[What you are asked to do] Every line of the entries that holds the word "title" is to be copied.

╭─ Provided records

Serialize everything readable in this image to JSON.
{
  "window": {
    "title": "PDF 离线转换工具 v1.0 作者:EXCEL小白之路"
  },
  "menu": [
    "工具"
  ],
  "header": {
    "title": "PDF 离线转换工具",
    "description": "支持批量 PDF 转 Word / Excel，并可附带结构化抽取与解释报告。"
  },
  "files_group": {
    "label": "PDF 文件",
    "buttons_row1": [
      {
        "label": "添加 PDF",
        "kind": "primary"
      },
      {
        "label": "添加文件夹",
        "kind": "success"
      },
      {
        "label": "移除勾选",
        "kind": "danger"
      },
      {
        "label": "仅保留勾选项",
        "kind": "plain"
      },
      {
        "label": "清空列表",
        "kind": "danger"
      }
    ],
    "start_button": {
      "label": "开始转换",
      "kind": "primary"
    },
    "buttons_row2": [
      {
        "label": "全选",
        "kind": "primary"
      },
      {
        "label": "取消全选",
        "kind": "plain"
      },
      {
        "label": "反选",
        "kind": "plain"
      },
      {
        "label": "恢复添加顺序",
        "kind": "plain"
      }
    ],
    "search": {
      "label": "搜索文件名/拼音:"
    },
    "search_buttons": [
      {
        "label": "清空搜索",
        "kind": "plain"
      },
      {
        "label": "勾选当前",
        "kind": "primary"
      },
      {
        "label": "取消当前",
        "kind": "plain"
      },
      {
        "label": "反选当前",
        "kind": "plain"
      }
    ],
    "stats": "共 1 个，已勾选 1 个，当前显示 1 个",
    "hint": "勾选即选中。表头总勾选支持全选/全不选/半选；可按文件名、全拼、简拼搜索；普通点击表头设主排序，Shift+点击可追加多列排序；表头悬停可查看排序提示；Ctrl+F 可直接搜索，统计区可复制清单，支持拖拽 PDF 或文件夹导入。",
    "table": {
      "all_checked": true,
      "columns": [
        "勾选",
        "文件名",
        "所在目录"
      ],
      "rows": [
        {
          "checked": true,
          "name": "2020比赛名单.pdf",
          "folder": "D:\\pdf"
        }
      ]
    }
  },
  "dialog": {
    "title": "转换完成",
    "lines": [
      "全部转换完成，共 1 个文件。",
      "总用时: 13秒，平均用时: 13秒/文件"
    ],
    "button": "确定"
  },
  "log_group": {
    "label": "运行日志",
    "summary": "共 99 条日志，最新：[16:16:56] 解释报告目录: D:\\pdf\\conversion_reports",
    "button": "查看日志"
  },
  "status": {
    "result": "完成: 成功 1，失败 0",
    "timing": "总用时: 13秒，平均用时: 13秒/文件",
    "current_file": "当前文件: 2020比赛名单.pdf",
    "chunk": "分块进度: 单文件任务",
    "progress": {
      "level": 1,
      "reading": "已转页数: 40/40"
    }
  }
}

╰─

[Result for this task]
    "title": "PDF 离线转换工具 v1.0 作者:EXCEL小白之路"
    "title": "PDF 离线转换工具",
    "title": "转换完成",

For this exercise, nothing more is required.